Hard work opens Australia's door
Jeff Fung Man-chiu arrived in Australia in 2003 as a fresh-faced school-leaver from Hong Kong to start an advanced diploma in engineering technology at RMIT University in Melbourne. Seven years later, he is still there and close to finishing his doctorate in mechanical engineering.
Australia's leading universities have yet to match those in the United States and Britain in terms of global reputations and resources, but Fung's progress shows that academic opportunities are available for capable students who persevere.
After gaining his diploma, Fung studied for a bachelor's degree in aerospace engineering at RMIT (Royal Melbourne Institute of Technology). He worked for a year in Germany before returning to Melbourne to take his PhD.
Fung, who recently applied for permanent residency, has high hopes of landing a research position with Australia's national science agency, the Commonwealth Scientific and Industrial Research Organisation.
'Although Germany is a good place to work, I want to pursue a career in research and decided to stay on at RMIT,' he said. He chose Melbourne over Hong Kong because the latter was not strong in engineering research.
Fung said the PhD had been generally a good experience, although the work sometimes did not go as well as he had expected.
'It really needs hard work - and some luck,' he said. 'But the supervision is good. I work closely with my colleagues to solve problems, and my supervisors and colleagues are very helpful and supportive. RMIT has good facilities, so most of my work can be done at the university.
'Melbourne is a good place to study. The people are friendly and it is a good city to practise your English, which many Hong Kong students want to do.'

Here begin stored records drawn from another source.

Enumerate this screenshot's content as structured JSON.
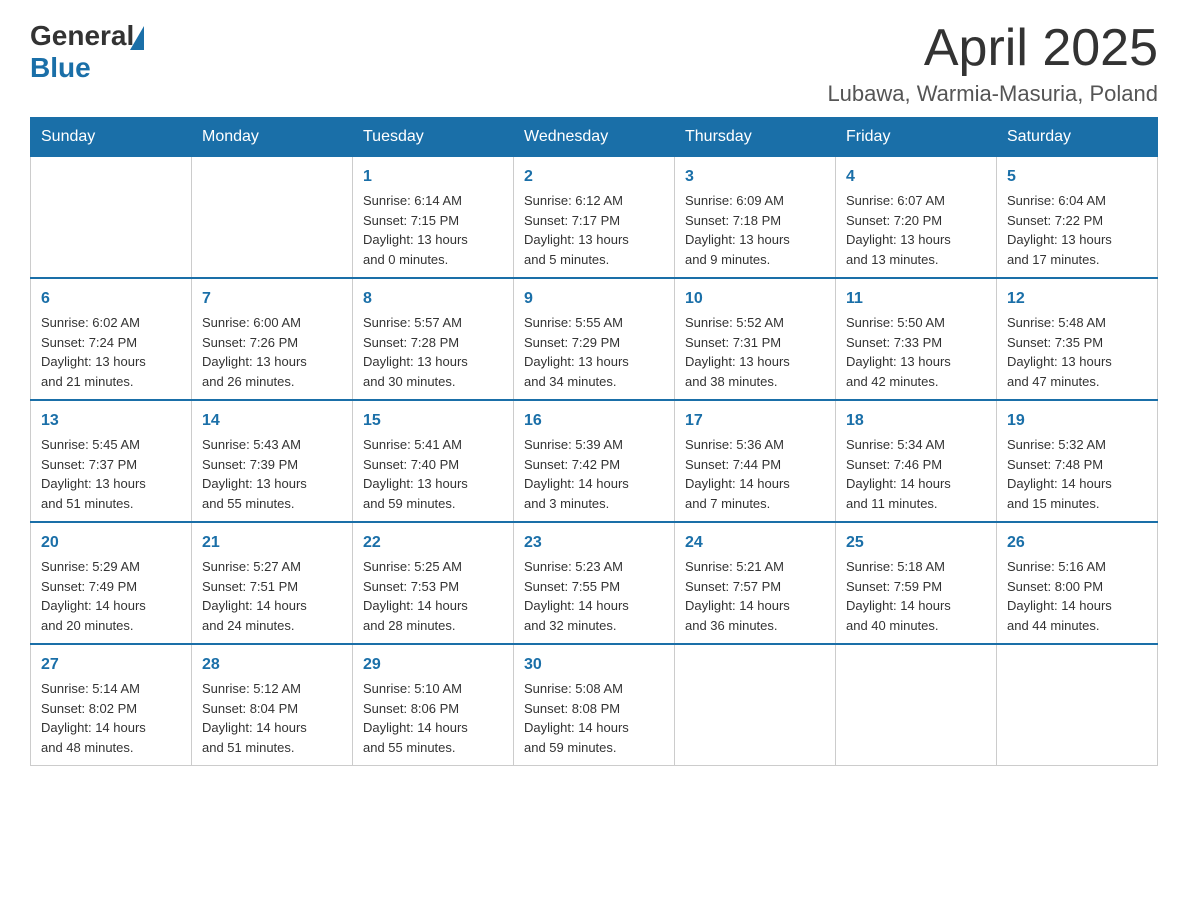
{
  "header": {
    "logo_text_general": "General",
    "logo_text_blue": "Blue",
    "page_title": "April 2025",
    "subtitle": "Lubawa, Warmia-Masuria, Poland"
  },
  "calendar": {
    "days_of_week": [
      "Sunday",
      "Monday",
      "Tuesday",
      "Wednesday",
      "Thursday",
      "Friday",
      "Saturday"
    ],
    "weeks": [
      [
        {
          "day": "",
          "info": ""
        },
        {
          "day": "",
          "info": ""
        },
        {
          "day": "1",
          "info": "Sunrise: 6:14 AM\nSunset: 7:15 PM\nDaylight: 13 hours\nand 0 minutes."
        },
        {
          "day": "2",
          "info": "Sunrise: 6:12 AM\nSunset: 7:17 PM\nDaylight: 13 hours\nand 5 minutes."
        },
        {
          "day": "3",
          "info": "Sunrise: 6:09 AM\nSunset: 7:18 PM\nDaylight: 13 hours\nand 9 minutes."
        },
        {
          "day": "4",
          "info": "Sunrise: 6:07 AM\nSunset: 7:20 PM\nDaylight: 13 hours\nand 13 minutes."
        },
        {
          "day": "5",
          "info": "Sunrise: 6:04 AM\nSunset: 7:22 PM\nDaylight: 13 hours\nand 17 minutes."
        }
      ],
      [
        {
          "day": "6",
          "info": "Sunrise: 6:02 AM\nSunset: 7:24 PM\nDaylight: 13 hours\nand 21 minutes."
        },
        {
          "day": "7",
          "info": "Sunrise: 6:00 AM\nSunset: 7:26 PM\nDaylight: 13 hours\nand 26 minutes."
        },
        {
          "day": "8",
          "info": "Sunrise: 5:57 AM\nSunset: 7:28 PM\nDaylight: 13 hours\nand 30 minutes."
        },
        {
          "day": "9",
          "info": "Sunrise: 5:55 AM\nSunset: 7:29 PM\nDaylight: 13 hours\nand 34 minutes."
        },
        {
          "day": "10",
          "info": "Sunrise: 5:52 AM\nSunset: 7:31 PM\nDaylight: 13 hours\nand 38 minutes."
        },
        {
          "day": "11",
          "info": "Sunrise: 5:50 AM\nSunset: 7:33 PM\nDaylight: 13 hours\nand 42 minutes."
        },
        {
          "day": "12",
          "info": "Sunrise: 5:48 AM\nSunset: 7:35 PM\nDaylight: 13 hours\nand 47 minutes."
        }
      ],
      [
        {
          "day": "13",
          "info": "Sunrise: 5:45 AM\nSunset: 7:37 PM\nDaylight: 13 hours\nand 51 minutes."
        },
        {
          "day": "14",
          "info": "Sunrise: 5:43 AM\nSunset: 7:39 PM\nDaylight: 13 hours\nand 55 minutes."
        },
        {
          "day": "15",
          "info": "Sunrise: 5:41 AM\nSunset: 7:40 PM\nDaylight: 13 hours\nand 59 minutes."
        },
        {
          "day": "16",
          "info": "Sunrise: 5:39 AM\nSunset: 7:42 PM\nDaylight: 14 hours\nand 3 minutes."
        },
        {
          "day": "17",
          "info": "Sunrise: 5:36 AM\nSunset: 7:44 PM\nDaylight: 14 hours\nand 7 minutes."
        },
        {
          "day": "18",
          "info": "Sunrise: 5:34 AM\nSunset: 7:46 PM\nDaylight: 14 hours\nand 11 minutes."
        },
        {
          "day": "19",
          "info": "Sunrise: 5:32 AM\nSunset: 7:48 PM\nDaylight: 14 hours\nand 15 minutes."
        }
      ],
      [
        {
          "day": "20",
          "info": "Sunrise: 5:29 AM\nSunset: 7:49 PM\nDaylight: 14 hours\nand 20 minutes."
        },
        {
          "day": "21",
          "info": "Sunrise: 5:27 AM\nSunset: 7:51 PM\nDaylight: 14 hours\nand 24 minutes."
        },
        {
          "day": "22",
          "info": "Sunrise: 5:25 AM\nSunset: 7:53 PM\nDaylight: 14 hours\nand 28 minutes."
        },
        {
          "day": "23",
          "info": "Sunrise: 5:23 AM\nSunset: 7:55 PM\nDaylight: 14 hours\nand 32 minutes."
        },
        {
          "day": "24",
          "info": "Sunrise: 5:21 AM\nSunset: 7:57 PM\nDaylight: 14 hours\nand 36 minutes."
        },
        {
          "day": "25",
          "info": "Sunrise: 5:18 AM\nSunset: 7:59 PM\nDaylight: 14 hours\nand 40 minutes."
        },
        {
          "day": "26",
          "info": "Sunrise: 5:16 AM\nSunset: 8:00 PM\nDaylight: 14 hours\nand 44 minutes."
        }
      ],
      [
        {
          "day": "27",
          "info": "Sunrise: 5:14 AM\nSunset: 8:02 PM\nDaylight: 14 hours\nand 48 minutes."
        },
        {
          "day": "28",
          "info": "Sunrise: 5:12 AM\nSunset: 8:04 PM\nDaylight: 14 hours\nand 51 minutes."
        },
        {
          "day": "29",
          "info": "Sunrise: 5:10 AM\nSunset: 8:06 PM\nDaylight: 14 hours\nand 55 minutes."
        },
        {
          "day": "30",
          "info": "Sunrise: 5:08 AM\nSunset: 8:08 PM\nDaylight: 14 hours\nand 59 minutes."
        },
        {
          "day": "",
          "info": ""
        },
        {
          "day": "",
          "info": ""
        },
        {
          "day": "",
          "info": ""
        }
      ]
    ]
  }
}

Hong Kong used to be a major source of international students for Australian universities but the numbers have fallen in recent years. The city ranks 18th on the list of source jurisdictions, which is headed by the mainland. Enrolment from Hong Kong fell 16 per cent in the past year while those from China rose 10 per cent.

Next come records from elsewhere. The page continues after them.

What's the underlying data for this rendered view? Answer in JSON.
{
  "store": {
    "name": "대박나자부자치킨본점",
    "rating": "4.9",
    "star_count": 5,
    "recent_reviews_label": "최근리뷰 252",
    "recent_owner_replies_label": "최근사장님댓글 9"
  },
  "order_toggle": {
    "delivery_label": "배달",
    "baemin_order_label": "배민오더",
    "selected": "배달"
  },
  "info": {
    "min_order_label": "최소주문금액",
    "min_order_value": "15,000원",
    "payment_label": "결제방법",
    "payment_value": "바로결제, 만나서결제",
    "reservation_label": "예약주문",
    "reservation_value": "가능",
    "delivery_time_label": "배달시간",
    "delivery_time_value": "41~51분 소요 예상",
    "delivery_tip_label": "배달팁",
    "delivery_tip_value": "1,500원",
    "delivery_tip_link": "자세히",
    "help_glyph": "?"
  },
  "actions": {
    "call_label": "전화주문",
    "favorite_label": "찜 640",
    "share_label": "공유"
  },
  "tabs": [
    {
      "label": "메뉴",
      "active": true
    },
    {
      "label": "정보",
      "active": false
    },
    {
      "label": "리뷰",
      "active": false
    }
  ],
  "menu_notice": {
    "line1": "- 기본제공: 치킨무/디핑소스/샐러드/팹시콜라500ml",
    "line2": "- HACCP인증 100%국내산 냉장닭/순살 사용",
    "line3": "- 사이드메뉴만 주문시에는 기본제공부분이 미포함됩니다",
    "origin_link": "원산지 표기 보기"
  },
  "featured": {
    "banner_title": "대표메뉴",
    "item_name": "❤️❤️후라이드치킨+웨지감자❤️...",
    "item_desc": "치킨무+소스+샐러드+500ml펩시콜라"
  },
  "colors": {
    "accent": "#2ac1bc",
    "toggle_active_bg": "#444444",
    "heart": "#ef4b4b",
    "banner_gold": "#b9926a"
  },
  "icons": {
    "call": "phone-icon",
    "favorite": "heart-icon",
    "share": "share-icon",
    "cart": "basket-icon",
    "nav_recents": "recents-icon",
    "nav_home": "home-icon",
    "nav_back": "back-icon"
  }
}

Of the 7,000 Hong Kong students at Australian universities, the majority are in undergraduate, business-related courses. Fewer than 1,000 are postgraduates, and most of them are taking graduate diplomas or master's degrees by coursework. Fewer than 100 are tackling a PhD. Students seeking a master's by coursework need to obtain a higher-education-sector student visa; those aiming for a master's by thesis or a doctorate must apply for a postgraduate sector visa. Students must be accepted for full-time study before applying for a visa.
Tuition fees vary markedly from course to course and university to university. But international students can generally expect to pay A$20,000 (HK$157,000) per year or more for a master's by coursework degree and as much as A$40,000-plus for an MBA.
Although scholarships are available for some, most students work part-time to cover their tuition and living costs.
Fung works part-time tutoring engineering undergraduates at RMIT to help pay his annual PhD fees of A$24,000 and other costs. He has also been awarded a A$7,500 scholarship from the Australia-China Natural Gas Technology Partnership Fund. Fung estimates he spends A$1,500 a month on living expenses, including rent, utility bills, internet, transport and food.
'Students need to add more to the budget if they dine out or have gatherings with friends frequently,' he says. 'Also, my rent is a little bit higher than normal because I am living in the city and not in a suburb.' The rising value of the Australian dollar in recent months had raised the cost of living 10 to 11 per cent for Hong Kong students, he adds.
Under changes to the visa regulations, prospective international students must have access to at least A$18,000 per year, up from A$12,000 last year. The sum is to cover living costs for up to three years.
Announcing the changes in November last year, then immigration minister Chris Evans said the new figure better reflected student costs and was consistent with information in the Study in Australia guide, published by the Australian Education International government agency.
Evans stressed that living costs were only one component of the financial requirements for a visa. Students must also have enough funds to cover tuition fees, travel costs and the expenses of any dependants.
'International students can supplement their income through part-time work, but the primary purpose of a student visa is to study, and students should not rely on work to meet their expenses,' he said.
Australia allows overseas students to work in the country for 18 months after graduation, but a significant number also apply to stay on as permanent residents. In the past, many students, especially from India and China, found this an easy way to gain permanent residency, and dozens of colleges were established to exploit this 'back-door' entry.
The government this year imposed tight new restrictions on student visas and the skills required for a permanent residency visa. A sharp fall in student numbers followed and many colleges were forced to shut down. Although some universities have been affected by a drop in new students, none face serious financial difficulties.
Fung said he believed Australian universities were underrated globally, but acknowledged that they had been held back by a lack of government funding and industrial support for research.
'The reputation of a university is closely related to its research output, and Australian universities have fewer resources than those first-tier universities in the US or UK,' he said. 'It is hard to generate groundbreaking research without sufficient funding. Furthermore, there are not too many hi-tech industries in Australia, and it is more difficult to attract good researchers to work here.
'But Australian universities keep improving and they, as well as government and research organisations, are now more willing to provide scholarships and funding to support researchers.'
Web links: www.studyinaustralia.gov.au